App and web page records
[Start of Attachment]

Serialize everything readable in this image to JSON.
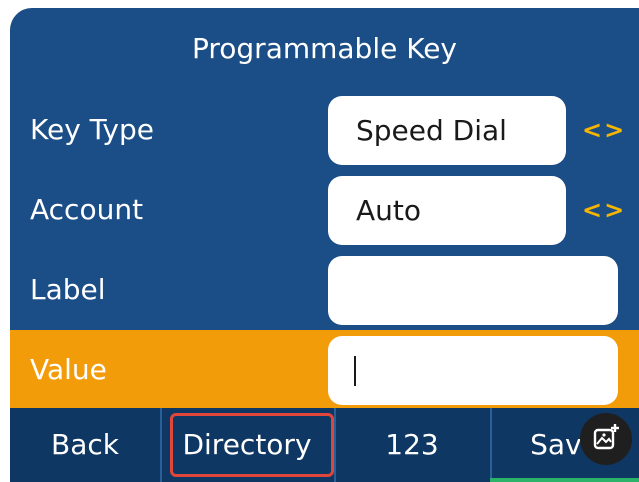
{
  "header": {
    "title": "Programmable Key"
  },
  "rows": [
    {
      "label": "Key Type",
      "value": "Speed Dial",
      "arrows": "<>"
    },
    {
      "label": "Account",
      "value": "Auto",
      "arrows": "<>"
    },
    {
      "label": "Label",
      "value": ""
    },
    {
      "label": "Value",
      "value": ""
    }
  ],
  "softkeys": {
    "back": "Back",
    "directory": "Directory",
    "input_mode": "123",
    "save": "Save"
  },
  "colors": {
    "background": "#1b4d86",
    "active_row": "#f39c0a",
    "arrows": "#f7b500",
    "highlight_border": "#e0463a",
    "save_underline": "#2bb36a"
  },
  "icons": {
    "floating_button": "screenshot-edit-icon"
  }
}
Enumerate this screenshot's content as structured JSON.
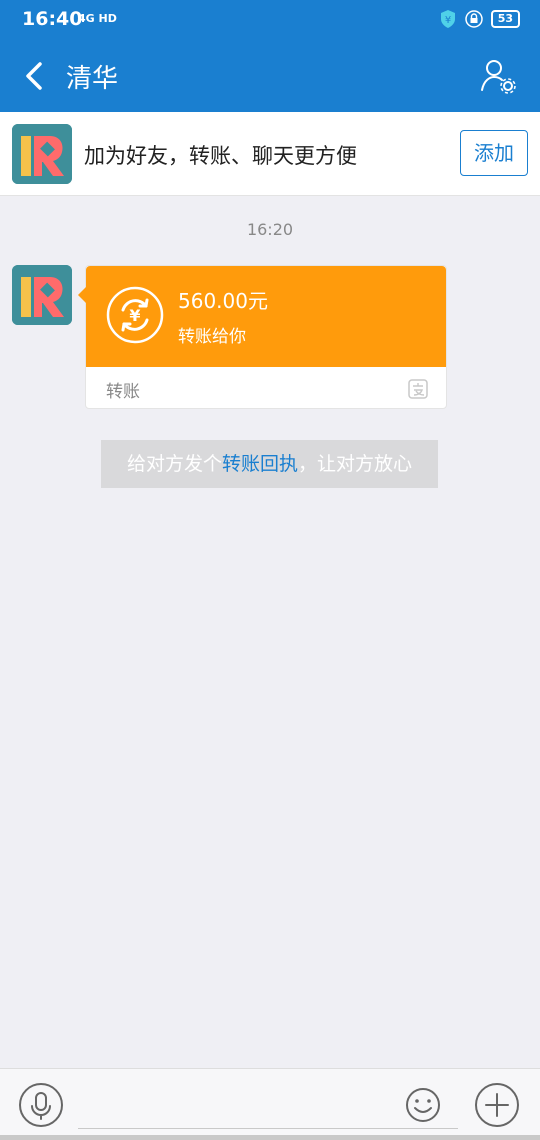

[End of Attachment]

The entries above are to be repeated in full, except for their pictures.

EXPECTED ANSWER:
Serialize everything readable in this image to JSON.
{
  "header": {
    "title": "Programmable Key"
  },
  "rows": [
    {
      "label": "Key Type",
      "value": "Speed Dial",
      "arrows": "<>"
    },
    {
      "label": "Account",
      "value": "Auto",
      "arrows": "<>"
    },
    {
      "label": "Label",
      "value": ""
    },
    {
      "label": "Value",
      "value": ""
    }
  ],
  "softkeys": {
    "back": "Back",
    "directory": "Directory",
    "input_mode": "123",
    "save": "Save"
  },
  "colors": {
    "background": "#1b4d86",
    "active_row": "#f39c0a",
    "arrows": "#f7b500",
    "highlight_border": "#e0463a",
    "save_underline": "#2bb36a"
  },
  "icons": {
    "floating_button": "screenshot-edit-icon"
  }
}
Enumerate this screenshot's content as structured JSON.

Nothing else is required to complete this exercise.